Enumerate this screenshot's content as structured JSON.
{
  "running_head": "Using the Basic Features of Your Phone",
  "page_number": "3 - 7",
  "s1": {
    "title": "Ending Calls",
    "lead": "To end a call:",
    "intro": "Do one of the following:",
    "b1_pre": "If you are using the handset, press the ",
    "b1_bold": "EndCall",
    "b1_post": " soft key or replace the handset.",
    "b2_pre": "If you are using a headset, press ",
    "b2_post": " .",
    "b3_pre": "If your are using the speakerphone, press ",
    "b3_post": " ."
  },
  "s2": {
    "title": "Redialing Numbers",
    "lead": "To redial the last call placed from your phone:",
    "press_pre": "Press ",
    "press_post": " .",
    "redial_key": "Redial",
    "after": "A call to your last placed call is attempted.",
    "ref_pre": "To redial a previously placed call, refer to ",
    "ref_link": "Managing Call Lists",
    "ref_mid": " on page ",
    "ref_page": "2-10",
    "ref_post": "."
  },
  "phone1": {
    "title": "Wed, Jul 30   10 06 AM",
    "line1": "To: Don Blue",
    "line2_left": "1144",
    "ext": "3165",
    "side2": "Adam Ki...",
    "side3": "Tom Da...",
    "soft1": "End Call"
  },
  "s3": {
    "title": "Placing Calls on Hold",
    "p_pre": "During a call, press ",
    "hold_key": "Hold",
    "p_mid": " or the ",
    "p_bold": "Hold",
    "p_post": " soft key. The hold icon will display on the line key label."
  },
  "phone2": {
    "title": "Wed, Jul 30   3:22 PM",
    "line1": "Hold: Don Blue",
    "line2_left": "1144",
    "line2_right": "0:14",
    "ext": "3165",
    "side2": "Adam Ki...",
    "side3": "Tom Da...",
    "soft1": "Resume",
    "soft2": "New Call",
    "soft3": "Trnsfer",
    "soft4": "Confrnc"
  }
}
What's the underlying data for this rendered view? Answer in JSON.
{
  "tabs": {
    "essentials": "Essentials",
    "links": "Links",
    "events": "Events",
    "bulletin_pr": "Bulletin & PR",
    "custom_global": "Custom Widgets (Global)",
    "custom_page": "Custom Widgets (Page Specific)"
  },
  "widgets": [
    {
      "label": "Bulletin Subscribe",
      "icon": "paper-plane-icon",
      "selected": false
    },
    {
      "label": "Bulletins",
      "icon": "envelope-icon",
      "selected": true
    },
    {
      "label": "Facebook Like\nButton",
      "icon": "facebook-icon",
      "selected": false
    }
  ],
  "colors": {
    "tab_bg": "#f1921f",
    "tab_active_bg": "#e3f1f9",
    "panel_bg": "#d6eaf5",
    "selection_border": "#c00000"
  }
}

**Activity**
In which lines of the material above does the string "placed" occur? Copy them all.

**Response**
    "lead": "To redial the last call placed from your phone:",
    "after": "A call to your last placed call is attempted.",
    "ref_pre": "To redial a previously placed call, refer to ",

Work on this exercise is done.